▶ [TRY IT] Render every entry exactly as it appears.
================================
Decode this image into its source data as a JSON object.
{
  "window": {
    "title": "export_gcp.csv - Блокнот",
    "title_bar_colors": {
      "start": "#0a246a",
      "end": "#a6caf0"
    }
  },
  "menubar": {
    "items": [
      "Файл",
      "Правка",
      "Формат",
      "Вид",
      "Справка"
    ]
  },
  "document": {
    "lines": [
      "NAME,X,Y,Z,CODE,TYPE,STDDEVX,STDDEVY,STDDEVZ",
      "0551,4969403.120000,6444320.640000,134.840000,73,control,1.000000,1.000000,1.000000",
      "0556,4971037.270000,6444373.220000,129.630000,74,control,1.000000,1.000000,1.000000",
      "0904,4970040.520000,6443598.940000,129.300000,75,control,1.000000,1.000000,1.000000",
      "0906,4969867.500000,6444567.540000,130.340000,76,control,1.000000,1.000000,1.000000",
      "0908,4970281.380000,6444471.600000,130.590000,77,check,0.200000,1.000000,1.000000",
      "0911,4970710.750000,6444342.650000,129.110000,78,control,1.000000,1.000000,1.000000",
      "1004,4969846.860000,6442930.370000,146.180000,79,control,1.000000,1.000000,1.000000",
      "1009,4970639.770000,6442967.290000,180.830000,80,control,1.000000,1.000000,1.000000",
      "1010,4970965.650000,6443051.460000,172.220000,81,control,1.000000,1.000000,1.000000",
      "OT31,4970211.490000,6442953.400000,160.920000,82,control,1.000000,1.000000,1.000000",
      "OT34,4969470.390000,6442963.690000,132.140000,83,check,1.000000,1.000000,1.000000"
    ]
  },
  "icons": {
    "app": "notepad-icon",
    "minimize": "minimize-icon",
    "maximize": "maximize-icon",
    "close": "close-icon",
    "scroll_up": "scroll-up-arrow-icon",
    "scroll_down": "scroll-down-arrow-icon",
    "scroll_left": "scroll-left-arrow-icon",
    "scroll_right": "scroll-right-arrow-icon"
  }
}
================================
▶ [EXERCISE ANSWER]
Decode this image into its source data as a JSON object.
{
  "window": {
    "title": "export_gcp.csv - Блокнот",
    "title_bar_colors": {
      "start": "#0a246a",
      "end": "#a6caf0"
    }
  },
  "menubar": {
    "items": [
      "Файл",
      "Правка",
      "Формат",
      "Вид",
      "Справка"
    ]
  },
  "document": {
    "lines": [
      "NAME,X,Y,Z,CODE,TYPE,STDDEVX,STDDEVY,STDDEVZ",
      "0551,4969403.120000,6444320.640000,134.840000,73,control,1.000000,1.000000,1.000000",
      "0556,4971037.270000,6444373.220000,129.630000,74,control,1.000000,1.000000,1.000000",
      "0904,4970040.520000,6443598.940000,129.300000,75,control,1.000000,1.000000,1.000000",
      "0906,4969867.500000,6444567.540000,130.340000,76,control,1.000000,1.000000,1.000000",
      "0908,4970281.380000,6444471.600000,130.590000,77,check,0.200000,1.000000,1.000000",
      "0911,4970710.750000,6444342.650000,129.110000,78,control,1.000000,1.000000,1.000000",
      "1004,4969846.860000,6442930.370000,146.180000,79,control,1.000000,1.000000,1.000000",
      "1009,4970639.770000,6442967.290000,180.830000,80,control,1.000000,1.000000,1.000000",
      "1010,4970965.650000,6443051.460000,172.220000,81,control,1.000000,1.000000,1.000000",
      "OT31,4970211.490000,6442953.400000,160.920000,82,control,1.000000,1.000000,1.000000",
      "OT34,4969470.390000,6442963.690000,132.140000,83,check,1.000000,1.000000,1.000000"
    ]
  },
  "icons": {
    "app": "notepad-icon",
    "minimize": "minimize-icon",
    "maximize": "maximize-icon",
    "close": "close-icon",
    "scroll_up": "scroll-up-arrow-icon",
    "scroll_down": "scroll-down-arrow-icon",
    "scroll_left": "scroll-left-arrow-icon",
    "scroll_right": "scroll-right-arrow-icon"
  }
}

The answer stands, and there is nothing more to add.